He said at one point that the U.S. doesn't trust him, he doesn't trust the U.S. But still, this deal is about the Afghan national interest. He also mentioned the issue that Afghanistan wants continued financial support. And ultimately he told the people there to consider the national interest when they're debating the agreement. And that's what they should look at - what kind of future do they want for Afghanistan.

And late in the speech, he did throw one curve ball where he said that if the jirga approves the deal, then it shouldn't be signed until after the presidential elections next year, essentially implying that he's not going to sign the deal himself. Now, there have been lots of twists and turns over the course of the negotiations here, and it may turn out to be something that he doesn't exactly mean that way.

But if he does mean that, it has the potential to essentially tank the deal.

MONTAGNE: Well, let's proceed as if the deal will potentially go through. What is in it for the U.S.? I mean the U.S. interest there, what does this deal do?

CARBERRY: Well, the U.S. has said there were two mission areas that they're concerned about. One is the continued training of Afghan forces. They want to keep somewhere on the order of six to 9,000 troops here, some of which will be continuing to train and support Afghan forces as they developed. And then some of those troops will be involved in limited counterterrorism operations to go after the remnants of al-Qaida.

That's where a lot of the controversy was, about to what extent can U.S. forces conduct operations - go into homes, things like that. And that's where they appear to have finally settled on language that both sides can live with.

MONTAGNE: Is there optimism that the jirga will agree to this deal?

CARBERRY: Well, a lot of people have said that the jirga is essentially stacked with people who support Karzai and support the deal, and therefore they will sign off on it. But even if the Loya Jirga does approve the deal, the next step it has to go before parliament for approval.
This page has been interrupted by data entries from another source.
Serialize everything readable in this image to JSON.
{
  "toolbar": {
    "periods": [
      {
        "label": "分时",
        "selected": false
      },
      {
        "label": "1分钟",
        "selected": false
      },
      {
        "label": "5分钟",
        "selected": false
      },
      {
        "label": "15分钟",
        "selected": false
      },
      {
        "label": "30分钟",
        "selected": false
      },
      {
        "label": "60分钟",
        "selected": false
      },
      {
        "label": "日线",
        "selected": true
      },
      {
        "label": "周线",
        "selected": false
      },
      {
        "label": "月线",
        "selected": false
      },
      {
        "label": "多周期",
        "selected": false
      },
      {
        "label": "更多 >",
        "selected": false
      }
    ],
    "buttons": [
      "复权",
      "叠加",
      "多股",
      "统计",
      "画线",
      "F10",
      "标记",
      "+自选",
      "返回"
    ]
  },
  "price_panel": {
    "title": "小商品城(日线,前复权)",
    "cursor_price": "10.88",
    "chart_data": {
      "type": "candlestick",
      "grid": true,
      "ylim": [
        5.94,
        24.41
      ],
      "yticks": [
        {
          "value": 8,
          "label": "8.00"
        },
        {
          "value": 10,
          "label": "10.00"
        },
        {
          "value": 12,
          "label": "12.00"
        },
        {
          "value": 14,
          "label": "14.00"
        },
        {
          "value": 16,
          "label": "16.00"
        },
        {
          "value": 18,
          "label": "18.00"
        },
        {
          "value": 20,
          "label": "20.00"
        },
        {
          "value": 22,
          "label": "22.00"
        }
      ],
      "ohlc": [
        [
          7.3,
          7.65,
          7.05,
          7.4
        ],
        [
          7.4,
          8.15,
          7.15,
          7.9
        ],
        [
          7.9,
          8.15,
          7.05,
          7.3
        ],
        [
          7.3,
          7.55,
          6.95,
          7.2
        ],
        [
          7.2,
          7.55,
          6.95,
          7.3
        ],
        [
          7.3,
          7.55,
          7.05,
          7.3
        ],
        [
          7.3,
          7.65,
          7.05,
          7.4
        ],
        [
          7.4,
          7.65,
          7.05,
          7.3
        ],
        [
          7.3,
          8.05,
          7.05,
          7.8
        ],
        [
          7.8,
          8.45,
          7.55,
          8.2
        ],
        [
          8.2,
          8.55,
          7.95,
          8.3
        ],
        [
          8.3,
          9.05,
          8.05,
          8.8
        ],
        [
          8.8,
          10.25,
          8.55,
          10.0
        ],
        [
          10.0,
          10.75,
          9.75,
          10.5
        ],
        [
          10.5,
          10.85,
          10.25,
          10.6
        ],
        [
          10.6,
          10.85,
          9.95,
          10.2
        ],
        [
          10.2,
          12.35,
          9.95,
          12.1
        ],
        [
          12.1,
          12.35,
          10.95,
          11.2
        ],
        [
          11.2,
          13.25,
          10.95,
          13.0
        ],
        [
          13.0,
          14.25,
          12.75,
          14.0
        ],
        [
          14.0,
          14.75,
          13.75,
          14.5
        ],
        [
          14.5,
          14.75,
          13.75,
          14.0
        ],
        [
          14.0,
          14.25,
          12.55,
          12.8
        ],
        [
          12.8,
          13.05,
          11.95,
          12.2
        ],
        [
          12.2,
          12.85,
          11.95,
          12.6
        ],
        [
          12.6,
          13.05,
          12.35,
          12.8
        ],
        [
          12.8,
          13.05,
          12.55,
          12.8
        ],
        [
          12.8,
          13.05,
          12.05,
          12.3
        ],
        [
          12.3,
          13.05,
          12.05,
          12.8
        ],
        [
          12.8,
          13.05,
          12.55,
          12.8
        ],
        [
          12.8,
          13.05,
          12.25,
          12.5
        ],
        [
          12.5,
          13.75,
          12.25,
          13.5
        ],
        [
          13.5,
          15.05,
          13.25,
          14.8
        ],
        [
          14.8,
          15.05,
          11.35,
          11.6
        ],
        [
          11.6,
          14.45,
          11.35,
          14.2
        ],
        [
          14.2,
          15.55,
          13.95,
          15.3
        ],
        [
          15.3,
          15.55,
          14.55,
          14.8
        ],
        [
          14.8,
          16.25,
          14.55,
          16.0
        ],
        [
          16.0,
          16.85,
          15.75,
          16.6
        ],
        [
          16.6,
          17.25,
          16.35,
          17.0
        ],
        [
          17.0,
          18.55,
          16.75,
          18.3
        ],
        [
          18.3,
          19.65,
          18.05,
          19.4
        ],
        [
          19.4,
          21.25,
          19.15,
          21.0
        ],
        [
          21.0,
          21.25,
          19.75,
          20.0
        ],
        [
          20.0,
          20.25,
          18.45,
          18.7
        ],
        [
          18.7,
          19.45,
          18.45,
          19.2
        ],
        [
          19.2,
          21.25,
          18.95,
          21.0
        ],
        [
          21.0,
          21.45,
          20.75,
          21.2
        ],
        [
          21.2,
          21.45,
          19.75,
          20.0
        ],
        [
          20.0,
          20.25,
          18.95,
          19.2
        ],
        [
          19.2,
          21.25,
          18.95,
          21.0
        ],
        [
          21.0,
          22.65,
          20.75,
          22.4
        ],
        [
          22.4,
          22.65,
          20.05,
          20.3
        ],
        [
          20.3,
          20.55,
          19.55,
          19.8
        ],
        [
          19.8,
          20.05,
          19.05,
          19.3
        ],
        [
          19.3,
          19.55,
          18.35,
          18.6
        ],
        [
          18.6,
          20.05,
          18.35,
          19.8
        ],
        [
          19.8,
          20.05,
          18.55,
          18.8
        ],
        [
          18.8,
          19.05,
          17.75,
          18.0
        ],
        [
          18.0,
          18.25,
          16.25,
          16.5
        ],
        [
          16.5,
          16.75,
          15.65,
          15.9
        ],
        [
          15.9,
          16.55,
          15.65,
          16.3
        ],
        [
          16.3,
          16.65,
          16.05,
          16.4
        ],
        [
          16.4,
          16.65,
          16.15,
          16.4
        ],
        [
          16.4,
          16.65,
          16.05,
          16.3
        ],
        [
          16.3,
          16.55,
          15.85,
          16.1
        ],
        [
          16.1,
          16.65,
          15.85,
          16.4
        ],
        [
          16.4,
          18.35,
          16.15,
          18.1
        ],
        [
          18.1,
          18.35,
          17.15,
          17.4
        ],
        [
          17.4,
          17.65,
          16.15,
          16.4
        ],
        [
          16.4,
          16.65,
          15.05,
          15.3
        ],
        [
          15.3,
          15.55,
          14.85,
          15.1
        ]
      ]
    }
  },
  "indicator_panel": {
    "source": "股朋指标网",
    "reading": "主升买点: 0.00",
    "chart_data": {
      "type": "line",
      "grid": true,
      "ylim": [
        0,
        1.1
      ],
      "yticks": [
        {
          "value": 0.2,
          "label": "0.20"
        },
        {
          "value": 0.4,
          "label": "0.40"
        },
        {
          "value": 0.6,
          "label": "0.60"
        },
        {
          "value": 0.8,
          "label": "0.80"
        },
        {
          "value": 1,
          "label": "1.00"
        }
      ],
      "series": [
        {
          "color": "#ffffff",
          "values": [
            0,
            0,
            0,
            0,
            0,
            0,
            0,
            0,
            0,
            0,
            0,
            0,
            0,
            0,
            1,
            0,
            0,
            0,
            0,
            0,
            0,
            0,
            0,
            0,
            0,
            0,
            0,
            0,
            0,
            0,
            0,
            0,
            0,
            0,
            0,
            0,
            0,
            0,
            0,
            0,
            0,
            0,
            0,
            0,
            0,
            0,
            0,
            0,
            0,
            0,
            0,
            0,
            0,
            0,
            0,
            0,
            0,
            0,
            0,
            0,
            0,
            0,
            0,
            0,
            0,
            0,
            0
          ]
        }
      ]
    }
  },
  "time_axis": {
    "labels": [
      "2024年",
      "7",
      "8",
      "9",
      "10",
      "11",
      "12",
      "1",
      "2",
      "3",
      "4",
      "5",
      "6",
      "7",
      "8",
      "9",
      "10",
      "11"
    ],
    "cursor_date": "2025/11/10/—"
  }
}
And there it's possible that there are independent voices who might raise more objections, and more potential that they could raise problems for this deal going forward.

MONTAGNE: By your measure, do Afghan people - the regular folks that you talk to - are they for this?

CARBERRY: Yes, in my time here, over the last few months talking to people, I've found overwhelming support for the deal. There have been a lot of people frustrated that Karzai hasn't gotten this deal done sooner. Even presidential candidates have said they wanted this deal done. So there seems to be overwhelming support. Certainly there are dissenters but the majority opinion seems to be in favor of the deal.

MONTAGNE: Sean, thanks very much.

CARBERRY: You're welcome.

MONTAGNE: That's NPR's Sean Carberry in Kabul, where a Grand Council of Elders is debating a security agreement between Afghanistan and the U.S. Transcript provided by NPR, Copyright NPR.